Today, my paper on migration patterns in the flu virus was published in PLoS Pathogens. This was fun work to do, requiring approaches from multiple disciplines. While the basics of the migration model came from population genetics and coalescent theory, fitting this model to sequence data required a lot of heavy-lifting computation implemented by Peter Beerli in the program Migrate. I originally wrote my program PACT to deal with the enormous (2000+ tips) phylogenetic trees produced by this analysis. Additionally, a lot of epidemiology went in to making realistic simulations on which to hone the methods.

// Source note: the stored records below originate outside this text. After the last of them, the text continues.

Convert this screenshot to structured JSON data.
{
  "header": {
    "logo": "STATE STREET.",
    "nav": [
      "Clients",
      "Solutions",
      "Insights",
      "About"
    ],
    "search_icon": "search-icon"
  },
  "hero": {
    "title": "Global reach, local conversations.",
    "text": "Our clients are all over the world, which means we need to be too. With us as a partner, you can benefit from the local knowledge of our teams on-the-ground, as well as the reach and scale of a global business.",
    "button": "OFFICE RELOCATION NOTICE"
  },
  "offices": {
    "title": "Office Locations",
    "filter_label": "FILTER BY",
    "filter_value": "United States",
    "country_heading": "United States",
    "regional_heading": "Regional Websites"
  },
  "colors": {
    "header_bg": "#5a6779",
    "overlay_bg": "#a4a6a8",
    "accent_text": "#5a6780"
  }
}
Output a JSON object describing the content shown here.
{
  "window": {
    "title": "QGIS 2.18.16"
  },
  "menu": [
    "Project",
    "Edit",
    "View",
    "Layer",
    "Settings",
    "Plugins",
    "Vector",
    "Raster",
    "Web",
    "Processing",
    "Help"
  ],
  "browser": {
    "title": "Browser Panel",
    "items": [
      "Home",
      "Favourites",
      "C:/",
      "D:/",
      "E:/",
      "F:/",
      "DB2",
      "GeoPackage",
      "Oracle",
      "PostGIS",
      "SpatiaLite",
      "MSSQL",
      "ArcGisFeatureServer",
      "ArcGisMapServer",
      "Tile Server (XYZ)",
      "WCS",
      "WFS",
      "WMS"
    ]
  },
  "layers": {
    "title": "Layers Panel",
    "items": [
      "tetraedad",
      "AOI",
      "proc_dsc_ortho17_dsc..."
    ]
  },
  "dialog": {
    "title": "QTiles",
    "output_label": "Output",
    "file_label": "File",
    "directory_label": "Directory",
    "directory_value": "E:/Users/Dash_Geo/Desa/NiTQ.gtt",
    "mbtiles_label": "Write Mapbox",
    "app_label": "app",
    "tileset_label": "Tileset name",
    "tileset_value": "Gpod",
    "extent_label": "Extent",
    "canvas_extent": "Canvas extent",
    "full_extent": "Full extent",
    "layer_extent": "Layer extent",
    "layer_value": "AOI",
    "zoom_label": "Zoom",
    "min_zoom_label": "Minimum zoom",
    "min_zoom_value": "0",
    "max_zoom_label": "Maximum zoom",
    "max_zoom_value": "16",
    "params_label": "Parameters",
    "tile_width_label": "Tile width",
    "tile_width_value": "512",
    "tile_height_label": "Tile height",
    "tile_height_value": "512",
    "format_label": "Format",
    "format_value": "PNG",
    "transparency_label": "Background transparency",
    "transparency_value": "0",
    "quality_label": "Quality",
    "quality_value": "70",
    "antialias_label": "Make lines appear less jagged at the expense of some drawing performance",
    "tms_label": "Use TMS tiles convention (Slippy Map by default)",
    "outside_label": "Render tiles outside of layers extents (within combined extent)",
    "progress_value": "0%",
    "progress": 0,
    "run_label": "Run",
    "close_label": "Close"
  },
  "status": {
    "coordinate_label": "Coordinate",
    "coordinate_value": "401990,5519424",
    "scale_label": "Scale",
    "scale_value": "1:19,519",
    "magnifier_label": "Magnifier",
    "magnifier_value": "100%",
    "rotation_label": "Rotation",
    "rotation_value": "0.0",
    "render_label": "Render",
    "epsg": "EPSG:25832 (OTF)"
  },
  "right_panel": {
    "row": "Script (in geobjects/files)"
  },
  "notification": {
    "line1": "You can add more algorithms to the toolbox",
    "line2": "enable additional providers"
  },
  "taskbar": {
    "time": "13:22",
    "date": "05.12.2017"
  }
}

The common ancestor of all contemporaneous H3N2 flu can be traced back to a single infection occurring somewhere in the world approximately 2-5 years before hand. This infection, by luck and by virtue of its genotype, becomes the progenitor of the entire worldwide flu population. The main goal of this analysis was to trace this progenitor lineage through time. We found that this lineage existed primarily in China and Southeast Asia, but also, surprisingly, in the USA. The occasional presence of this progenitor lineage in USA has important public health implications.